--- Action item ---
Tell me how many lines of the entries below include the string "JSON", and give only the number.

[Entries taken from a collection]
Content starts

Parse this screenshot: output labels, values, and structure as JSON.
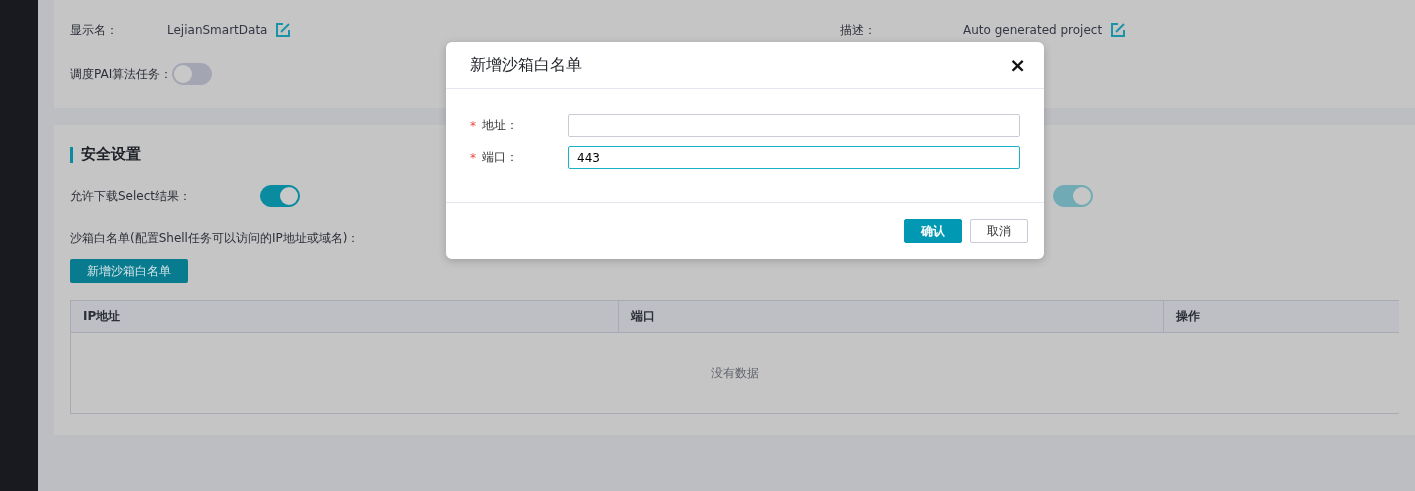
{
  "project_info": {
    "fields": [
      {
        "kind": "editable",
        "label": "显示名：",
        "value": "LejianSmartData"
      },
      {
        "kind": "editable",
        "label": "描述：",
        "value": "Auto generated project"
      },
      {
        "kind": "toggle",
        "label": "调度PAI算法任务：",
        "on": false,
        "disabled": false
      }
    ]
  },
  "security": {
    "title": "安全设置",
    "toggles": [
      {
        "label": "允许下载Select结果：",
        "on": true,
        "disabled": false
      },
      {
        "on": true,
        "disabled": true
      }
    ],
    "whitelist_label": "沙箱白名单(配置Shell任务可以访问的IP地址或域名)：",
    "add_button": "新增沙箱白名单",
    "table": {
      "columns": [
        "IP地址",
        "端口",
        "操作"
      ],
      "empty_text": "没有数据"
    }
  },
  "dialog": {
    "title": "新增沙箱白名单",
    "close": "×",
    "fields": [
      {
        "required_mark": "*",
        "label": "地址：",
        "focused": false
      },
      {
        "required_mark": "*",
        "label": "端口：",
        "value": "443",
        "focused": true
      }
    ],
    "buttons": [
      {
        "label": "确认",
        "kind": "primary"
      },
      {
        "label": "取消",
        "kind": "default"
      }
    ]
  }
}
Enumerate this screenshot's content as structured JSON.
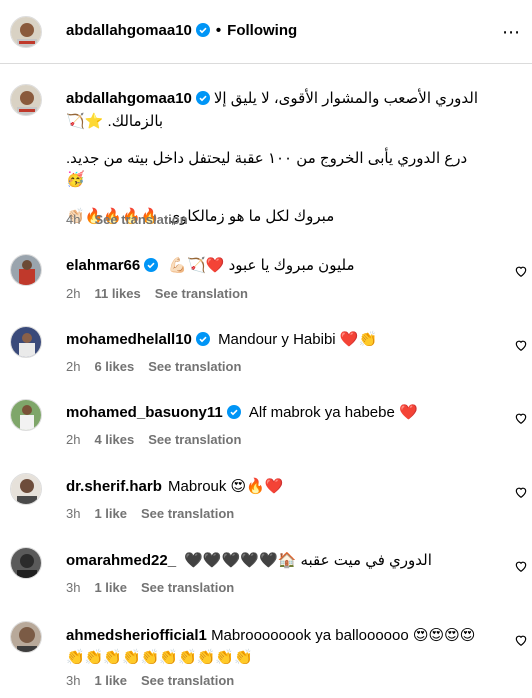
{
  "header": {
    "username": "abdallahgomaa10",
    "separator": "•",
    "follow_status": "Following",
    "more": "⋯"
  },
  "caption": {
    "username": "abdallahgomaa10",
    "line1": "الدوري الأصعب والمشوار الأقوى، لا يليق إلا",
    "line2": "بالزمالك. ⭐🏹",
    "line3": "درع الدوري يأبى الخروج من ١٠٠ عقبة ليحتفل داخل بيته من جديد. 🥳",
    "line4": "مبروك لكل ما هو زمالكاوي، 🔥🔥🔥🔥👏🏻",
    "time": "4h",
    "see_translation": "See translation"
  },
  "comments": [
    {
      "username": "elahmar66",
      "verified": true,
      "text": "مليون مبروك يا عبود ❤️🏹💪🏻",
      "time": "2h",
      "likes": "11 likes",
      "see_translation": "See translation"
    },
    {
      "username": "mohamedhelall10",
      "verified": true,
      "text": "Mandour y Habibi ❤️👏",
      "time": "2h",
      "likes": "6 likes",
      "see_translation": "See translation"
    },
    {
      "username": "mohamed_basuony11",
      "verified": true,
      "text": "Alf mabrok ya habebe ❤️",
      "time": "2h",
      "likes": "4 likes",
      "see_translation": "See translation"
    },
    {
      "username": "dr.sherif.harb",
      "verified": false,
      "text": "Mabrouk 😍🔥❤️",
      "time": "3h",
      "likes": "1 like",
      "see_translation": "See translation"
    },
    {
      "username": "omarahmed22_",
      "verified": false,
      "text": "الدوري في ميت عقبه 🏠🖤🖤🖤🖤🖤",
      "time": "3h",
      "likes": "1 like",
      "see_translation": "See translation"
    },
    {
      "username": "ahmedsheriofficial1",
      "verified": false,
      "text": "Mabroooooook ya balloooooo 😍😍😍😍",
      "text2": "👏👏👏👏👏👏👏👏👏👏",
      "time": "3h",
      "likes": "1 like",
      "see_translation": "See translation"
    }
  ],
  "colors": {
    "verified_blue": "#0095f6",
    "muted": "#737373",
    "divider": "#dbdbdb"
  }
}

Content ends
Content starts

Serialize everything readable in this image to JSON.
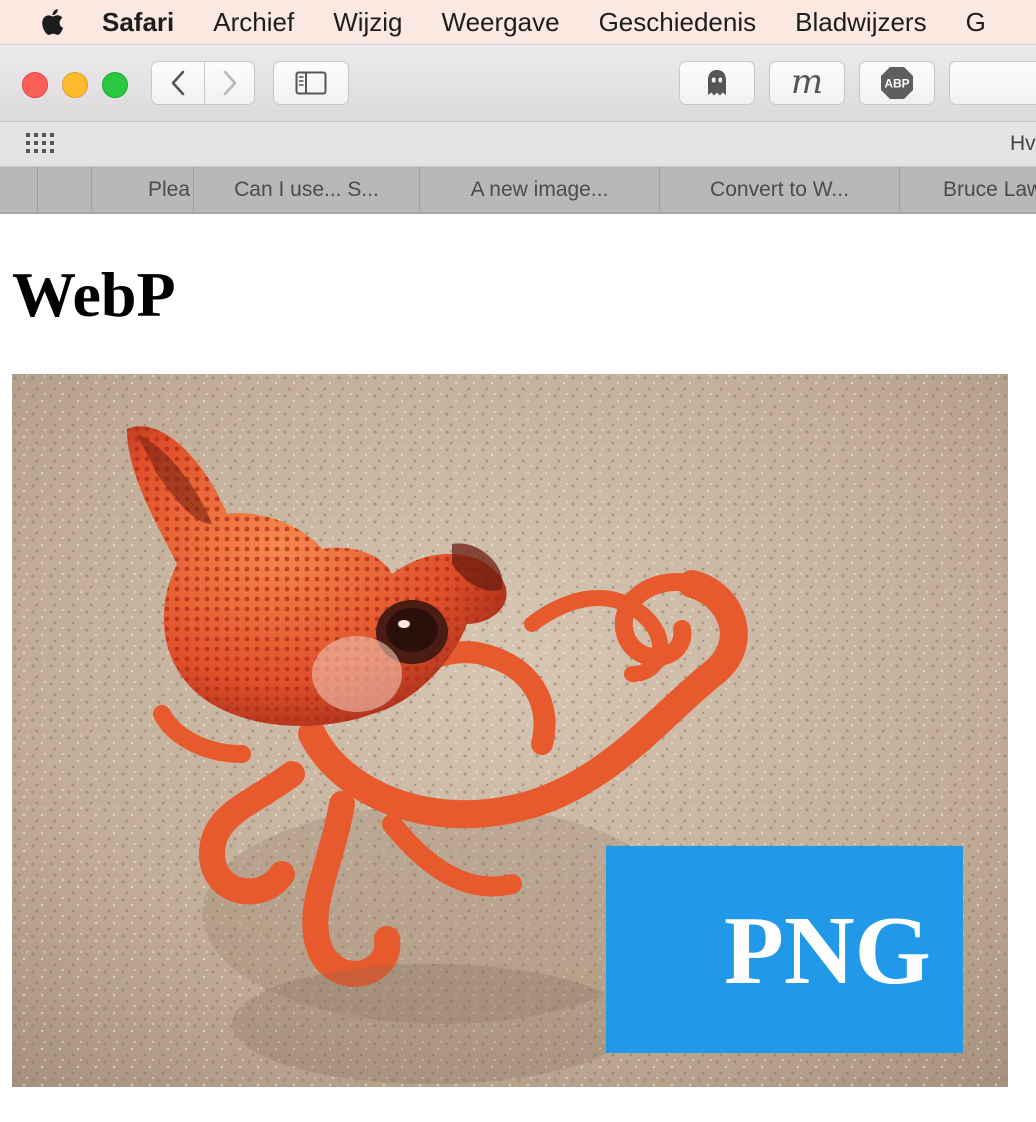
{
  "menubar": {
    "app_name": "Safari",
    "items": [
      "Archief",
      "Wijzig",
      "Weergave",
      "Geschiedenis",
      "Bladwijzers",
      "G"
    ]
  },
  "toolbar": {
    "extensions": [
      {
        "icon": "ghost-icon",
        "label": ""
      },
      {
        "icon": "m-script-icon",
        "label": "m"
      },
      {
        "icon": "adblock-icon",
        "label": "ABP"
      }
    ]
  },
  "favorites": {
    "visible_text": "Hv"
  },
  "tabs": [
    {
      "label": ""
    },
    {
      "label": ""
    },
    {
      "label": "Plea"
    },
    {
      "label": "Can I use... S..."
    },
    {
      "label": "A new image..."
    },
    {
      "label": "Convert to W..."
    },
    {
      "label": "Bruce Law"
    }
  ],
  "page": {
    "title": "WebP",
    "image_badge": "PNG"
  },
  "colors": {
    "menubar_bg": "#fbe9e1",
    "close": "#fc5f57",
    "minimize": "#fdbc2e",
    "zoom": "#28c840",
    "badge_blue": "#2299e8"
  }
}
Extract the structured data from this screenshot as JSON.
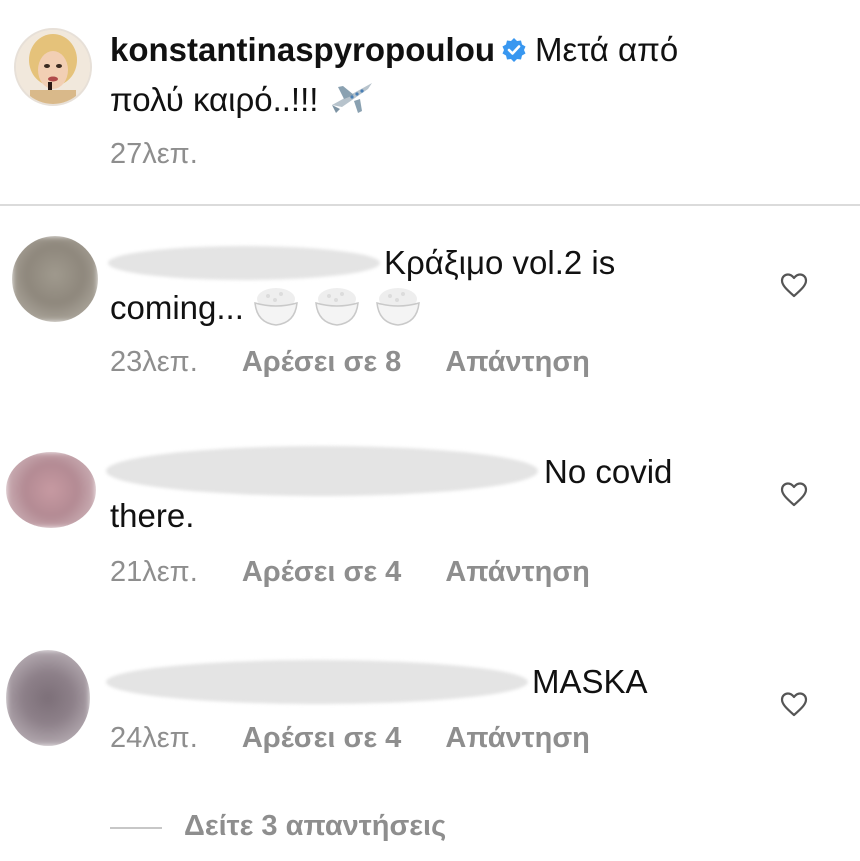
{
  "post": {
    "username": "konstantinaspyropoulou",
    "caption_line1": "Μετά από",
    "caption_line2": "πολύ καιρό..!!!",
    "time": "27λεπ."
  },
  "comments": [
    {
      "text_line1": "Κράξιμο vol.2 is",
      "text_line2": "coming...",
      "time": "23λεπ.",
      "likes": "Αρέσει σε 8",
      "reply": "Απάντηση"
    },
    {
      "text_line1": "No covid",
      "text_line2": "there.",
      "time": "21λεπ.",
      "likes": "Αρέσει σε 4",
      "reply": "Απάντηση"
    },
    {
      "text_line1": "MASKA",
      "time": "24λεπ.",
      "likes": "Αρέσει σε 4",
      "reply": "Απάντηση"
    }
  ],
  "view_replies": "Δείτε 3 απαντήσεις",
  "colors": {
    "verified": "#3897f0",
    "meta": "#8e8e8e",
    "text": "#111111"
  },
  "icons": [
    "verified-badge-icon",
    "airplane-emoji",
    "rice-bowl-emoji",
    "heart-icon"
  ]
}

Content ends

--- Solution for this exercise ---
4